[Excerpts from an interface dataset]

>>>>>

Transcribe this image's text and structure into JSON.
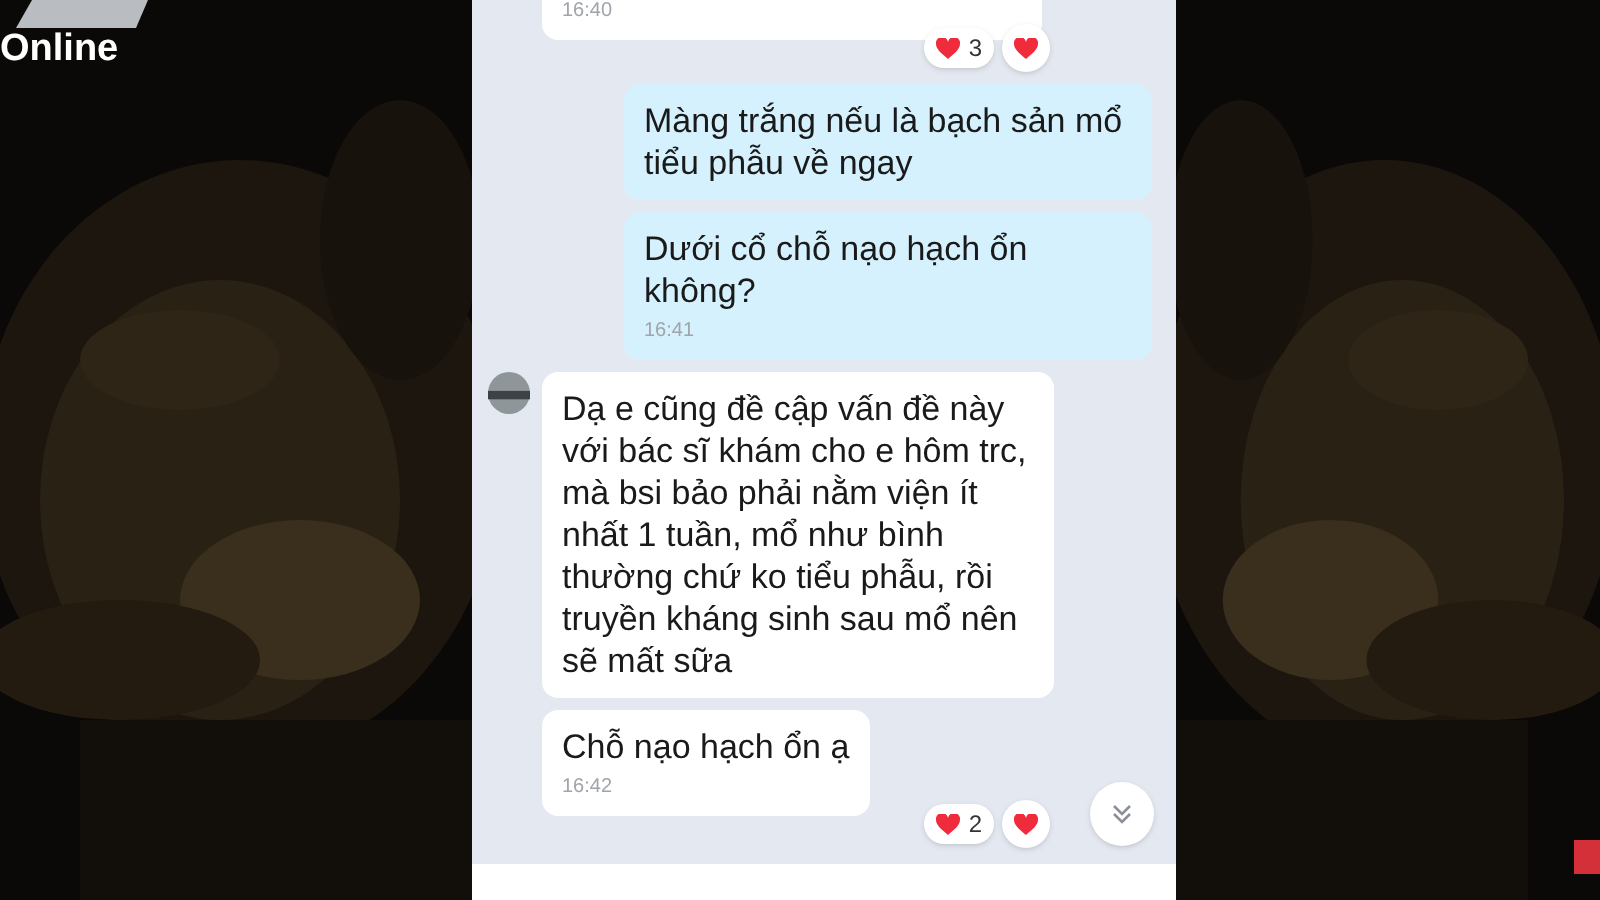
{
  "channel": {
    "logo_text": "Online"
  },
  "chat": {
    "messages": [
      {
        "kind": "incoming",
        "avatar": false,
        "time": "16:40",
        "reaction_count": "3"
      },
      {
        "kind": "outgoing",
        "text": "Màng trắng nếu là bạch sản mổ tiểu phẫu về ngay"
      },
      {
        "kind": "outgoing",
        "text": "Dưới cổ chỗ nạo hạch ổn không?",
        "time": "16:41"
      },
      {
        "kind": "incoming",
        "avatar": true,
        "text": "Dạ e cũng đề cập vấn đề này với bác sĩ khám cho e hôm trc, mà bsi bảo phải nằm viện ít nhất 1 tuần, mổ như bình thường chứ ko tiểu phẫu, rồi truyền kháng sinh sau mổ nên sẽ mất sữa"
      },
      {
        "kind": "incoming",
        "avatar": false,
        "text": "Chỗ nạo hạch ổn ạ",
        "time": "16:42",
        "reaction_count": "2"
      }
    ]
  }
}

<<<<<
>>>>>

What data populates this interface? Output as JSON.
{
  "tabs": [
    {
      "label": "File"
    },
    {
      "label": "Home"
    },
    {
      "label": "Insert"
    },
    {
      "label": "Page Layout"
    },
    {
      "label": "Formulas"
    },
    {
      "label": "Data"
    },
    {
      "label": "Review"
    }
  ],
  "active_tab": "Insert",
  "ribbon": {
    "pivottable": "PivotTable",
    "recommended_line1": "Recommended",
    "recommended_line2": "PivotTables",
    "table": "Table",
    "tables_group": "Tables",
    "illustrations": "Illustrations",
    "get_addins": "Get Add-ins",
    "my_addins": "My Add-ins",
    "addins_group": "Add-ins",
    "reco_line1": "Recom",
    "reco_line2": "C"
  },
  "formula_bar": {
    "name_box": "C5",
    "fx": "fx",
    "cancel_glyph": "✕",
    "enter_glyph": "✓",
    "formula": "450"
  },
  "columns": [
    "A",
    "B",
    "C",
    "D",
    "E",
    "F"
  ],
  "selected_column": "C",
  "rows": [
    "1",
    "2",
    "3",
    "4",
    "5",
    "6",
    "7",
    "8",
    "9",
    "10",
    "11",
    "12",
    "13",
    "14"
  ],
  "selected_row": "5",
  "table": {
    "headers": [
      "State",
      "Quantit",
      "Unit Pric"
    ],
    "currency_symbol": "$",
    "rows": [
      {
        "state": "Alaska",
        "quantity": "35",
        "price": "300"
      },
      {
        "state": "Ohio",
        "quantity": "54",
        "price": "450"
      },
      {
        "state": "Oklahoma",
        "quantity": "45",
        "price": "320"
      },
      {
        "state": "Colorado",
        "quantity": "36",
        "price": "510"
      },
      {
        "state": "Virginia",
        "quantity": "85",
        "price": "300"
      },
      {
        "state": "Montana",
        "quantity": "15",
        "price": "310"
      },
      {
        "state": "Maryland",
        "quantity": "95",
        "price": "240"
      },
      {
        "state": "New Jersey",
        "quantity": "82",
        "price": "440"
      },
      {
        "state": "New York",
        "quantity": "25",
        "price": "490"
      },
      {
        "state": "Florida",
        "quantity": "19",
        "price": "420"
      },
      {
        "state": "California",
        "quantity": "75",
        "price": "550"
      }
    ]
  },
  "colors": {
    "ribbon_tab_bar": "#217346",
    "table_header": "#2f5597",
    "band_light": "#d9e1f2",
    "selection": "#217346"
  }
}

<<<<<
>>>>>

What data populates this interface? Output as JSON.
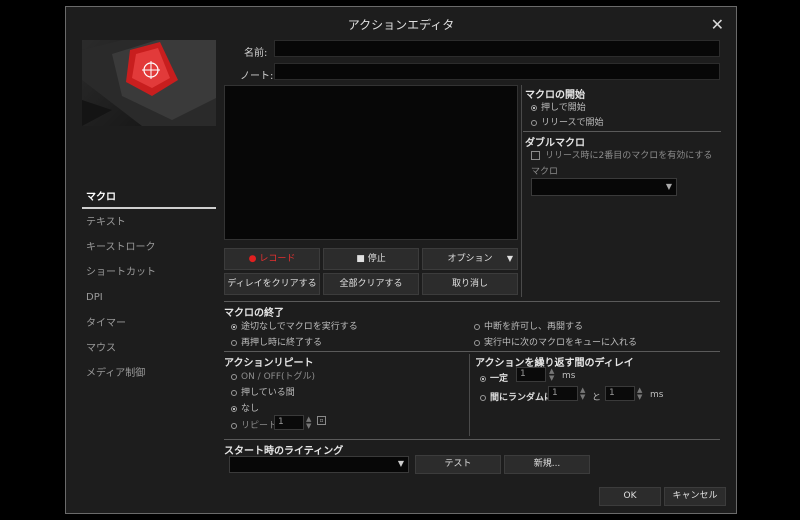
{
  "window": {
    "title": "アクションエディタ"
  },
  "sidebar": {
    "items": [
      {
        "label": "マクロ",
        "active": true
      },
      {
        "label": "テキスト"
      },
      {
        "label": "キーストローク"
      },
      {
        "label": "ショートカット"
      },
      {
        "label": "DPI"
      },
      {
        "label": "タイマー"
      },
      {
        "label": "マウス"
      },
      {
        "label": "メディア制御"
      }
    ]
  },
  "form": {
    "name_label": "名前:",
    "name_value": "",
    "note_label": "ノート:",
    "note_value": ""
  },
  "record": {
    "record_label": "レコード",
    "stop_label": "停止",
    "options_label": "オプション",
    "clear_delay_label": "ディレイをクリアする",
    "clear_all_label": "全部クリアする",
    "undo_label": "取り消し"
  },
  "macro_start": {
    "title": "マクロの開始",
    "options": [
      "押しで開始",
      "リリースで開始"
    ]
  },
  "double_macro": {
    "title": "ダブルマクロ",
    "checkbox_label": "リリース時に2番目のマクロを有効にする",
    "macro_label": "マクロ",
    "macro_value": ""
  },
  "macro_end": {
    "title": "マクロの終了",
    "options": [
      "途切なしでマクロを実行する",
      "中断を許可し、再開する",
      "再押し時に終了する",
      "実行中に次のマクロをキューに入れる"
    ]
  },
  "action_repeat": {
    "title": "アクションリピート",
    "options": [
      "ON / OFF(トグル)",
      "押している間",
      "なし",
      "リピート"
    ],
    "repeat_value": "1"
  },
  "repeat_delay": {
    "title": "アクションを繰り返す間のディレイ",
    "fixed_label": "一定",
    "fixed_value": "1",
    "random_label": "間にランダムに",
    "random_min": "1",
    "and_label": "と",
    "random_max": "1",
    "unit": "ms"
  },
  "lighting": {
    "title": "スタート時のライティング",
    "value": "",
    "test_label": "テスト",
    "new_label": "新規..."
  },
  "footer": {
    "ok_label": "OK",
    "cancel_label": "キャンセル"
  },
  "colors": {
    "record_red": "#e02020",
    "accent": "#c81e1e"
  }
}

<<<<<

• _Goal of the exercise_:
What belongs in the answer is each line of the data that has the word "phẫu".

• _Output_:
        "text": "Màng trắng nếu là bạch sản mổ tiểu phẫu về ngay"
        "text": "Dạ e cũng đề cập vấn đề này với bác sĩ khám cho e hôm trc, mà bsi bảo phải nằm viện ít nhất 1 tuần, mổ như bình thường chứ ko tiểu phẫu, rồi truyền kháng sinh sau mổ nên sẽ mất sữa"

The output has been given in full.